[Items from an interface collection]
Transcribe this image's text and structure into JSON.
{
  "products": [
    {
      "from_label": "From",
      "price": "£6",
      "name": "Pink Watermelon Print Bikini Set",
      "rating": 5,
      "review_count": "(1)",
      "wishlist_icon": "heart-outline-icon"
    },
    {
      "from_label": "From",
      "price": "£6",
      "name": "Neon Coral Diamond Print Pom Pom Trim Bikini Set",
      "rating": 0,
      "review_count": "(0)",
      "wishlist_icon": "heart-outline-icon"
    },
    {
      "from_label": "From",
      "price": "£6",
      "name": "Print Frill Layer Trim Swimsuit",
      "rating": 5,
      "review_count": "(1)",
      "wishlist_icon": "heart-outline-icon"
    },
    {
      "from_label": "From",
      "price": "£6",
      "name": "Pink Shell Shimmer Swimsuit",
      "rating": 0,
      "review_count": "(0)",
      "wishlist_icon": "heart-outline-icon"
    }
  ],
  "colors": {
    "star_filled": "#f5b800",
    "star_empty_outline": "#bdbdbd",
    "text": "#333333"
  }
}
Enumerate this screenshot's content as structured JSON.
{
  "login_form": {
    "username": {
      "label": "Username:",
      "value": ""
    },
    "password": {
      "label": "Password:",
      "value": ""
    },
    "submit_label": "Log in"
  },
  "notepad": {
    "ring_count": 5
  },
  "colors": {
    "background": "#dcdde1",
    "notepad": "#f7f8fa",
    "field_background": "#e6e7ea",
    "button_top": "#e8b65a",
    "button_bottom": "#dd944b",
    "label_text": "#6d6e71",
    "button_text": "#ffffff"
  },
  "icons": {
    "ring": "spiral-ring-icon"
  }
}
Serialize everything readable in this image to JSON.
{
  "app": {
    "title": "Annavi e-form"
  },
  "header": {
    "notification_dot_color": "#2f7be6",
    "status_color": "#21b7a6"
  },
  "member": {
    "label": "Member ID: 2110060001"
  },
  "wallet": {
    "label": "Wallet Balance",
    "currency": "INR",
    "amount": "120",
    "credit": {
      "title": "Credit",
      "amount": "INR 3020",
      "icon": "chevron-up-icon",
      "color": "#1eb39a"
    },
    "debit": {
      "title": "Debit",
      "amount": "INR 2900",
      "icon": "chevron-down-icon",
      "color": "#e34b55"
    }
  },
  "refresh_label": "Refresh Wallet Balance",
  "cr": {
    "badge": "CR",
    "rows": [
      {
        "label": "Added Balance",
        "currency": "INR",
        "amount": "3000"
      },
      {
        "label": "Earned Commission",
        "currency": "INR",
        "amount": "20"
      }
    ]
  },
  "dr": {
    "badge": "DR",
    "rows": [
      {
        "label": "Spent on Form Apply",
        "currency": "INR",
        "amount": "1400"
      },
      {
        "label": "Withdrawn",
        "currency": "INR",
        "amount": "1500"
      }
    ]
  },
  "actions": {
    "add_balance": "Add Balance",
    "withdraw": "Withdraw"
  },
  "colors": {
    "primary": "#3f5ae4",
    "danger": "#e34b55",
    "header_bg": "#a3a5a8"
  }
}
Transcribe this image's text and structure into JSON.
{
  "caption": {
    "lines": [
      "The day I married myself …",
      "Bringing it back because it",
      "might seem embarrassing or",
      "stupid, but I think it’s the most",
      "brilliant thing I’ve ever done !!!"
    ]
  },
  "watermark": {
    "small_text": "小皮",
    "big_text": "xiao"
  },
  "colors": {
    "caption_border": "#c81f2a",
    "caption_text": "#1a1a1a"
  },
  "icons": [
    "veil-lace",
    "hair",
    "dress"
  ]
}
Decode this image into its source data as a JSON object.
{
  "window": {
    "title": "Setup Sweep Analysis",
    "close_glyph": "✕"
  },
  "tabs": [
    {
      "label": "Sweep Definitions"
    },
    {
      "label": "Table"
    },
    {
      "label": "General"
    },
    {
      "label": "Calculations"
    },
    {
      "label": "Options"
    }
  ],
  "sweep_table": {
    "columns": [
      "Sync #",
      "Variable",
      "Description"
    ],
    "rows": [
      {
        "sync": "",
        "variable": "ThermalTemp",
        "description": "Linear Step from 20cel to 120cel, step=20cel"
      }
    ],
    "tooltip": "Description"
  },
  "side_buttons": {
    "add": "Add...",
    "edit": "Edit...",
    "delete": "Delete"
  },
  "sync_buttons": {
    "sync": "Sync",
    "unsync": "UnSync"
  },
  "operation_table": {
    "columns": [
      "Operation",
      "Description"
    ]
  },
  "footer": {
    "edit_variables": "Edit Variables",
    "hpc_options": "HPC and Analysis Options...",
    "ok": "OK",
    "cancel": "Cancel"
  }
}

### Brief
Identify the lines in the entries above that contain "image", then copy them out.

### Your response
Transcribe this image's text and structure into JSON.
Serialize everything readable in this image to JSON.
Transcribe this image's text and structure into JSON.
Decode this image into its source data as a JSON object.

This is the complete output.